Conveying and experiencing music through vision and touch

Velia Cardin (primary)
Experimental Psychology
Nadia Berthouze (secondary)
UCL Interaction Centre and Department of Computer Science


Music is understood and enjoyed in all cultures. The experience of music in deaf individuals, without acoustic information, shows that this is a human capacity that is shared across the senses. It is not clear whether neural reorganisation allows deaf individuals to use auditory brain regions to perceive music through touch and vision, or whether the brain has modality-independent mechanisms for musical processing. The technology needed to understand these multimodal aspects of music is not available. This project will develop new technologies that can deliver salient components of music through other senses, and use neuroimaging to understand modality-independent musical processing.
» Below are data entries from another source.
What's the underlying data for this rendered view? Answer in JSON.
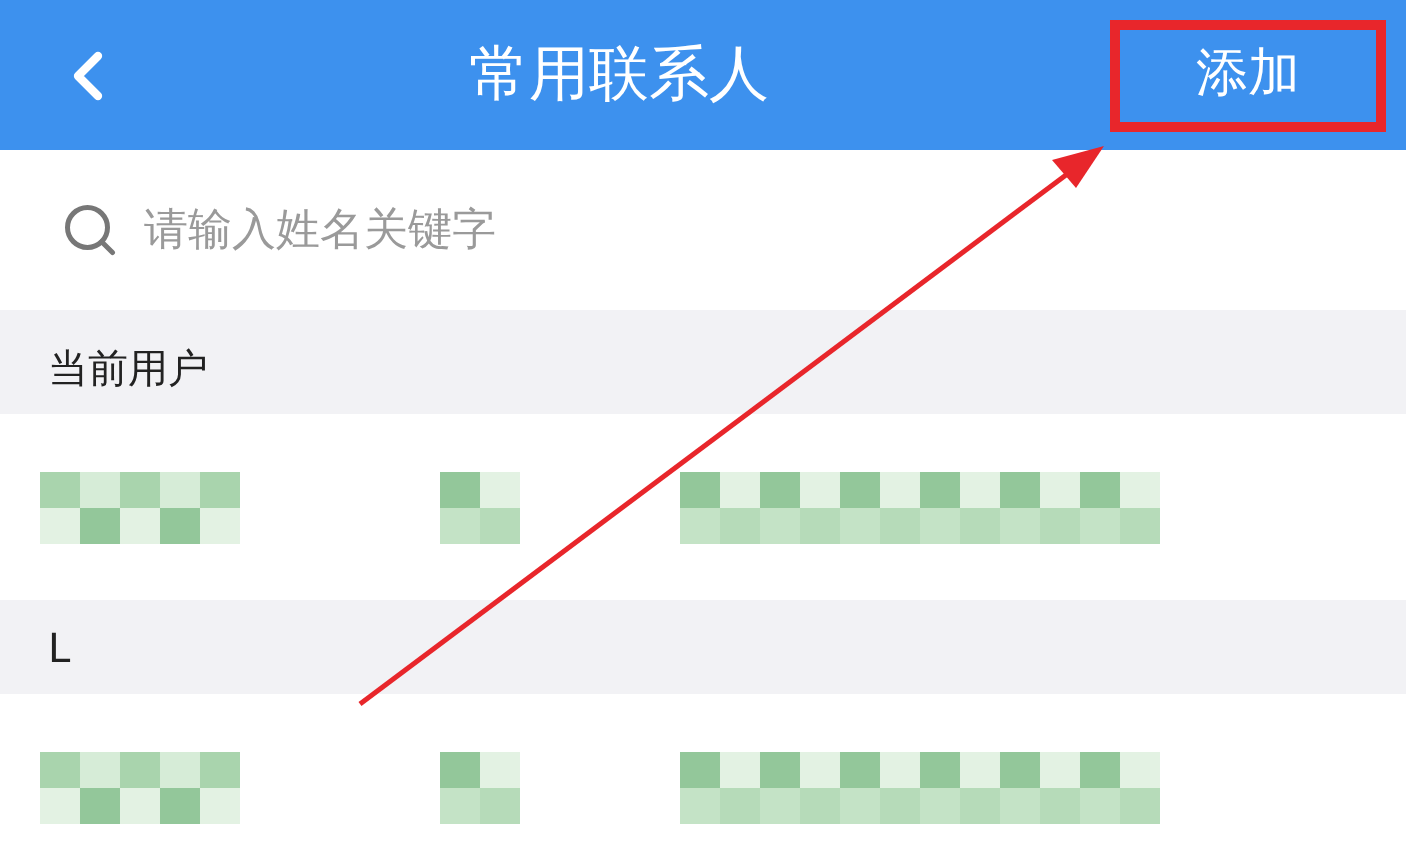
{
  "header": {
    "title": "常用联系人",
    "add_button": {
      "label": "添加",
      "highlighted": true
    }
  },
  "search": {
    "placeholder": "请输入姓名关键字"
  },
  "sections": [
    {
      "title": "当前用户",
      "rows": [
        {
          "kind": "redacted"
        }
      ]
    },
    {
      "title": "L",
      "rows": [
        {
          "kind": "redacted"
        }
      ]
    }
  ],
  "annotation_arrow": true
}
Cardin, V., Grin, K., Vinogradova, V., & Manini, B. (2020). Crossmodal reorganisation in deafness: mechanisms for functional preservation and functional change. Neuroscience & Biobehavioral Reviews. 113: 227-237.

Cardin, V., Orfanidou, E., Rönnberg, J., Capek, C.M., Rudner, M., & Woll, B. (2013). Dissociating cognitive and sensory neural plasticity in human superior temporal cortex. Nature Communications. 4: 1413.

Newbold, J., Gold, N., & Berthouze, N. (2020). Movement Sonification Expectancy Model: Leveraging Musical Expectancy Theory to Create Movement-Altering Sonifications. Journal on Multimodal User Interfaces. 14: 153-166.

Tierney, A. and Kraus, N. (2015) Neural entrainment to the rhythmic structure of music. Journal of Cognitive Neuroscience 27 (2): 400-408.

Tajadura-Jiménez, A., Cohen, H., & Berthouze, N. Bodily Sensory Inputs and Anomalous Bodily Experiences in Complex Regional Pain Syndrome: Evaluation of the Potential Effects of Sound Feedback. (2017) Front Hum Neurosci. 11:379.

Animal disease, health and welfare
Area of Biology
Techniques & Approaches
EngineeringMicroscopy / ElectrophysiologySimulation / Modelling